## Goal of the exercise
Reproduce all records word for word.

## Component data from apps and pages
----

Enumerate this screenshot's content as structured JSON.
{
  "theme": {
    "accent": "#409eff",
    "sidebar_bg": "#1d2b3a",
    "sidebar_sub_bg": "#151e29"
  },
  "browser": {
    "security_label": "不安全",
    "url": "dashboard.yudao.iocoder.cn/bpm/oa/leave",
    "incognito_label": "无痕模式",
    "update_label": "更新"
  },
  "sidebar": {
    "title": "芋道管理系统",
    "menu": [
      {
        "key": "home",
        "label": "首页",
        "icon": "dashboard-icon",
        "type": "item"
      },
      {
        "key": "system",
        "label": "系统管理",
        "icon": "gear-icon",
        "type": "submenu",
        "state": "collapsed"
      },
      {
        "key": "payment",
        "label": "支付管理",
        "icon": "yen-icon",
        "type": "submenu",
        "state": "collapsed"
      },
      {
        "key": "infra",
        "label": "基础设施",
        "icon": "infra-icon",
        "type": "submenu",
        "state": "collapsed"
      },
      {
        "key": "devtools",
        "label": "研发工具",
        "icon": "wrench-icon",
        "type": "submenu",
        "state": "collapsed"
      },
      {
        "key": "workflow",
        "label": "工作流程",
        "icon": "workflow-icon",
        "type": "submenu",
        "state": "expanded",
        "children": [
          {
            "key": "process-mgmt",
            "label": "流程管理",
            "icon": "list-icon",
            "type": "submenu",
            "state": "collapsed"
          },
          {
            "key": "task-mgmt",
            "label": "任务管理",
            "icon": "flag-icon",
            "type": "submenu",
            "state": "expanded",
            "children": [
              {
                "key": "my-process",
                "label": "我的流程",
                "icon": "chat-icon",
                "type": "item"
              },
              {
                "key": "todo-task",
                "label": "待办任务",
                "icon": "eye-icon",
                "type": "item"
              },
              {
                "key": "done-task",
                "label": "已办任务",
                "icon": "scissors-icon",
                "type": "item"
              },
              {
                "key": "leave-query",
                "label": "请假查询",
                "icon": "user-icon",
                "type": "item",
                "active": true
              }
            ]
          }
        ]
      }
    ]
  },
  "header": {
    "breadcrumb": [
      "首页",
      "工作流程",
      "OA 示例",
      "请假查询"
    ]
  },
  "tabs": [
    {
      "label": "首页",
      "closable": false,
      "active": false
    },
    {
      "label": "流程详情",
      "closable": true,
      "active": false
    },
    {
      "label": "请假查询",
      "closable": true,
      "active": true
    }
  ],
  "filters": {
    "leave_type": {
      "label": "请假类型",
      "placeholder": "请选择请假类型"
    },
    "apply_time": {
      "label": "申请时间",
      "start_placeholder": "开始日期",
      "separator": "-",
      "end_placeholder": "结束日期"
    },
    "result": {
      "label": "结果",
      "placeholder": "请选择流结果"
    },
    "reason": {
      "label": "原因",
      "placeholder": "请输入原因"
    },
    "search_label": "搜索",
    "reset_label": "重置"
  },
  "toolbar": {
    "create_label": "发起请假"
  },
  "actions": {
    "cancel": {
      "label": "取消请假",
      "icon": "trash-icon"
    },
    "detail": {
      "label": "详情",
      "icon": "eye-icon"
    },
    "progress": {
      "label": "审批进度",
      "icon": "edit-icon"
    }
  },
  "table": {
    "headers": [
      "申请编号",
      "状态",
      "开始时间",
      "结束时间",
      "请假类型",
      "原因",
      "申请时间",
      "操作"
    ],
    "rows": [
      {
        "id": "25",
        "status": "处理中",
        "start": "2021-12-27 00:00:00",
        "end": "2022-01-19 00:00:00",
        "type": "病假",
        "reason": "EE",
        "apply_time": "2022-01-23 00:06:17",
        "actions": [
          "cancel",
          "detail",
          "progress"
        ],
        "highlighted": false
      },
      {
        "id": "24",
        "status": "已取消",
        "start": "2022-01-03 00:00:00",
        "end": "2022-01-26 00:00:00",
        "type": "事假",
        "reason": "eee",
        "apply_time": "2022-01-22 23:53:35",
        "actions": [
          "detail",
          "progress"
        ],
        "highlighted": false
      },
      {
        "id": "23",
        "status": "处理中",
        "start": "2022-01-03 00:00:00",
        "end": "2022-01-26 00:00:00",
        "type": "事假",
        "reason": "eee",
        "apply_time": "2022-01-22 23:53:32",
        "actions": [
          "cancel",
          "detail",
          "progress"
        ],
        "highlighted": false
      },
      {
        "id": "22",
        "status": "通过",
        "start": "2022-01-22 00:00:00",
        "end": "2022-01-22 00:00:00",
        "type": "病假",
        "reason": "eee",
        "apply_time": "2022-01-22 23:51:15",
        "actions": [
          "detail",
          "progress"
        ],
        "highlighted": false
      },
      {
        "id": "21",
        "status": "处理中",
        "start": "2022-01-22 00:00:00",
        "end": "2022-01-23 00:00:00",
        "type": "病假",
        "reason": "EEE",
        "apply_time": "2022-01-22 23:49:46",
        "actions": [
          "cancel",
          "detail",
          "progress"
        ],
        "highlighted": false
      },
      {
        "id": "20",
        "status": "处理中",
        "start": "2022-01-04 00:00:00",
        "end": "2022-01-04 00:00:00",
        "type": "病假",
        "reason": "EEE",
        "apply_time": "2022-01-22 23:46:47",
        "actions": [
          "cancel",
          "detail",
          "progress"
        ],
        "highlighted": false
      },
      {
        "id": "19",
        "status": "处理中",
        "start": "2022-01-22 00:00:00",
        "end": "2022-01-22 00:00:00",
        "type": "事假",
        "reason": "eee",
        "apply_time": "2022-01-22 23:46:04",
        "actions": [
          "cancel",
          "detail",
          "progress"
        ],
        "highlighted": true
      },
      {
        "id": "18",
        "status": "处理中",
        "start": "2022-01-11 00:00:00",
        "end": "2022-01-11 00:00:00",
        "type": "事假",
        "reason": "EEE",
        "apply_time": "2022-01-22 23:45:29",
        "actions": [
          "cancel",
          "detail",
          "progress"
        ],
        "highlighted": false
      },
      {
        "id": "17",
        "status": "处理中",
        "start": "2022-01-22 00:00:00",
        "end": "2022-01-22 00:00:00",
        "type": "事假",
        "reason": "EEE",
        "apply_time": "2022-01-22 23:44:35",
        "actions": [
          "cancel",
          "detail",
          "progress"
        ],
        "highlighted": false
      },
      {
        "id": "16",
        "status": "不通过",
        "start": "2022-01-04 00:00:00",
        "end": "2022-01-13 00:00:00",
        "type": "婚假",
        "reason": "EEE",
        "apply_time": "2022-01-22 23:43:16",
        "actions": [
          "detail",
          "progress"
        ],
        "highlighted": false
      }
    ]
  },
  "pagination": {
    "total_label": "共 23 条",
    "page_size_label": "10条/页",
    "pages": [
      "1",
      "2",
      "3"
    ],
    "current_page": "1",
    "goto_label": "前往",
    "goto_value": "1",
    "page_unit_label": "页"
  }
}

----

## Your solution
Enumerate this screenshot's content as structured JSON.
{
  "theme": {
    "accent": "#409eff",
    "sidebar_bg": "#1d2b3a",
    "sidebar_sub_bg": "#151e29"
  },
  "browser": {
    "security_label": "不安全",
    "url": "dashboard.yudao.iocoder.cn/bpm/oa/leave",
    "incognito_label": "无痕模式",
    "update_label": "更新"
  },
  "sidebar": {
    "title": "芋道管理系统",
    "menu": [
      {
        "key": "home",
        "label": "首页",
        "icon": "dashboard-icon",
        "type": "item"
      },
      {
        "key": "system",
        "label": "系统管理",
        "icon": "gear-icon",
        "type": "submenu",
        "state": "collapsed"
      },
      {
        "key": "payment",
        "label": "支付管理",
        "icon": "yen-icon",
        "type": "submenu",
        "state": "collapsed"
      },
      {
        "key": "infra",
        "label": "基础设施",
        "icon": "infra-icon",
        "type": "submenu",
        "state": "collapsed"
      },
      {
        "key": "devtools",
        "label": "研发工具",
        "icon": "wrench-icon",
        "type": "submenu",
        "state": "collapsed"
      },
      {
        "key": "workflow",
        "label": "工作流程",
        "icon": "workflow-icon",
        "type": "submenu",
        "state": "expanded",
        "children": [
          {
            "key": "process-mgmt",
            "label": "流程管理",
            "icon": "list-icon",
            "type": "submenu",
            "state": "collapsed"
          },
          {
            "key": "task-mgmt",
            "label": "任务管理",
            "icon": "flag-icon",
            "type": "submenu",
            "state": "expanded",
            "children": [
              {
                "key": "my-process",
                "label": "我的流程",
                "icon": "chat-icon",
                "type": "item"
              },
              {
                "key": "todo-task",
                "label": "待办任务",
                "icon": "eye-icon",
                "type": "item"
              },
              {
                "key": "done-task",
                "label": "已办任务",
                "icon": "scissors-icon",
                "type": "item"
              },
              {
                "key": "leave-query",
                "label": "请假查询",
                "icon": "user-icon",
                "type": "item",
                "active": true
              }
            ]
          }
        ]
      }
    ]
  },
  "header": {
    "breadcrumb": [
      "首页",
      "工作流程",
      "OA 示例",
      "请假查询"
    ]
  },
  "tabs": [
    {
      "label": "首页",
      "closable": false,
      "active": false
    },
    {
      "label": "流程详情",
      "closable": true,
      "active": false
    },
    {
      "label": "请假查询",
      "closable": true,
      "active": true
    }
  ],
  "filters": {
    "leave_type": {
      "label": "请假类型",
      "placeholder": "请选择请假类型"
    },
    "apply_time": {
      "label": "申请时间",
      "start_placeholder": "开始日期",
      "separator": "-",
      "end_placeholder": "结束日期"
    },
    "result": {
      "label": "结果",
      "placeholder": "请选择流结果"
    },
    "reason": {
      "label": "原因",
      "placeholder": "请输入原因"
    },
    "search_label": "搜索",
    "reset_label": "重置"
  },
  "toolbar": {
    "create_label": "发起请假"
  },
  "actions": {
    "cancel": {
      "label": "取消请假",
      "icon": "trash-icon"
    },
    "detail": {
      "label": "详情",
      "icon": "eye-icon"
    },
    "progress": {
      "label": "审批进度",
      "icon": "edit-icon"
    }
  },
  "table": {
    "headers": [
      "申请编号",
      "状态",
      "开始时间",
      "结束时间",
      "请假类型",
      "原因",
      "申请时间",
      "操作"
    ],
    "rows": [
      {
        "id": "25",
        "status": "处理中",
        "start": "2021-12-27 00:00:00",
        "end": "2022-01-19 00:00:00",
        "type": "病假",
        "reason": "EE",
        "apply_time": "2022-01-23 00:06:17",
        "actions": [
          "cancel",
          "detail",
          "progress"
        ],
        "highlighted": false
      },
      {
        "id": "24",
        "status": "已取消",
        "start": "2022-01-03 00:00:00",
        "end": "2022-01-26 00:00:00",
        "type": "事假",
        "reason": "eee",
        "apply_time": "2022-01-22 23:53:35",
        "actions": [
          "detail",
          "progress"
        ],
        "highlighted": false
      },
      {
        "id": "23",
        "status": "处理中",
        "start": "2022-01-03 00:00:00",
        "end": "2022-01-26 00:00:00",
        "type": "事假",
        "reason": "eee",
        "apply_time": "2022-01-22 23:53:32",
        "actions": [
          "cancel",
          "detail",
          "progress"
        ],
        "highlighted": false
      },
      {
        "id": "22",
        "status": "通过",
        "start": "2022-01-22 00:00:00",
        "end": "2022-01-22 00:00:00",
        "type": "病假",
        "reason": "eee",
        "apply_time": "2022-01-22 23:51:15",
        "actions": [
          "detail",
          "progress"
        ],
        "highlighted": false
      },
      {
        "id": "21",
        "status": "处理中",
        "start": "2022-01-22 00:00:00",
        "end": "2022-01-23 00:00:00",
        "type": "病假",
        "reason": "EEE",
        "apply_time": "2022-01-22 23:49:46",
        "actions": [
          "cancel",
          "detail",
          "progress"
        ],
        "highlighted": false
      },
      {
        "id": "20",
        "status": "处理中",
        "start": "2022-01-04 00:00:00",
        "end": "2022-01-04 00:00:00",
        "type": "病假",
        "reason": "EEE",
        "apply_time": "2022-01-22 23:46:47",
        "actions": [
          "cancel",
          "detail",
          "progress"
        ],
        "highlighted": false
      },
      {
        "id": "19",
        "status": "处理中",
        "start": "2022-01-22 00:00:00",
        "end": "2022-01-22 00:00:00",
        "type": "事假",
        "reason": "eee",
        "apply_time": "2022-01-22 23:46:04",
        "actions": [
          "cancel",
          "detail",
          "progress"
        ],
        "highlighted": true
      },
      {
        "id": "18",
        "status": "处理中",
        "start": "2022-01-11 00:00:00",
        "end": "2022-01-11 00:00:00",
        "type": "事假",
        "reason": "EEE",
        "apply_time": "2022-01-22 23:45:29",
        "actions": [
          "cancel",
          "detail",
          "progress"
        ],
        "highlighted": false
      },
      {
        "id": "17",
        "status": "处理中",
        "start": "2022-01-22 00:00:00",
        "end": "2022-01-22 00:00:00",
        "type": "事假",
        "reason": "EEE",
        "apply_time": "2022-01-22 23:44:35",
        "actions": [
          "cancel",
          "detail",
          "progress"
        ],
        "highlighted": false
      },
      {
        "id": "16",
        "status": "不通过",
        "start": "2022-01-04 00:00:00",
        "end": "2022-01-13 00:00:00",
        "type": "婚假",
        "reason": "EEE",
        "apply_time": "2022-01-22 23:43:16",
        "actions": [
          "detail",
          "progress"
        ],
        "highlighted": false
      }
    ]
  },
  "pagination": {
    "total_label": "共 23 条",
    "page_size_label": "10条/页",
    "pages": [
      "1",
      "2",
      "3"
    ],
    "current_page": "1",
    "goto_label": "前往",
    "goto_value": "1",
    "page_unit_label": "页"
  }
}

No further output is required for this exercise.